Extracted data entries »
┌──

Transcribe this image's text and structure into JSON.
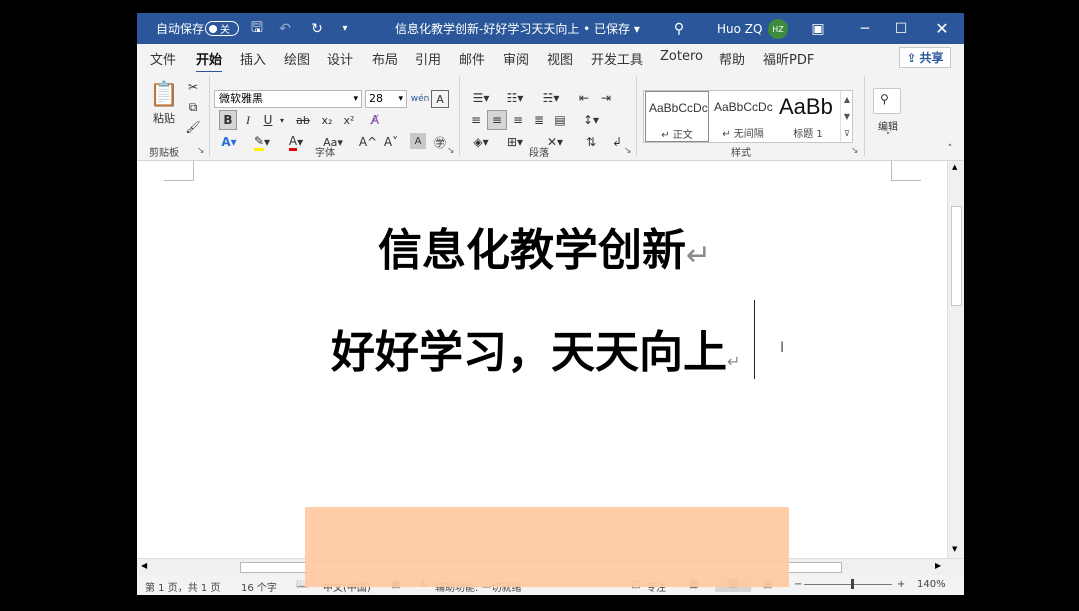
{
  "titlebar": {
    "autosave_label": "自动保存",
    "autosave_state": "关",
    "doc_title": "信息化教学创新-好好学习天天向上 • 已保存",
    "user_name": "Huo ZQ",
    "avatar_initials": "HZ",
    "search_icon": "search-icon"
  },
  "menu": {
    "items": [
      "文件",
      "开始",
      "插入",
      "绘图",
      "设计",
      "布局",
      "引用",
      "邮件",
      "审阅",
      "视图",
      "开发工具",
      "Zotero",
      "帮助",
      "福昕PDF"
    ],
    "active": "开始",
    "share_label": "共享"
  },
  "ribbon": {
    "clipboard": {
      "paste_label": "粘贴",
      "group_label": "剪贴板"
    },
    "font": {
      "font_name": "微软雅黑",
      "font_size": "28",
      "group_label": "字体",
      "bold": "B",
      "italic": "I",
      "underline": "U",
      "strike": "ab",
      "sub": "x₂",
      "sup": "x²",
      "change_case": "Aa",
      "grow": "A^",
      "shrink": "A˅"
    },
    "paragraph": {
      "group_label": "段落"
    },
    "styles": {
      "group_label": "样式",
      "items": [
        {
          "sample": "AaBbCcDc",
          "name": "↵ 正文"
        },
        {
          "sample": "AaBbCcDc",
          "name": "↵ 无间隔"
        },
        {
          "sample": "AaBb",
          "name": "标题 1"
        }
      ]
    },
    "editing": {
      "label": "编辑"
    }
  },
  "document": {
    "line1": "信息化教学创新",
    "line2": "好好学习，天天向上",
    "para_mark": "↵"
  },
  "status": {
    "page": "第 1 页，共 1 页",
    "words": "16 个字",
    "language": "中文(中国)",
    "accessibility": "辅助功能: 一切就绪",
    "focus": "专注",
    "zoom": "140%"
  },
  "colors": {
    "titlebar": "#2b579a",
    "avatar": "#3d8b3d",
    "overlay": "#ffc9a0"
  }
}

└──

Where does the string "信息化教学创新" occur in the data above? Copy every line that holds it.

WRITTEN ANSWER »
    "doc_title": "信息化教学创新-好好学习天天向上 • 已保存",
    "line1": "信息化教学创新",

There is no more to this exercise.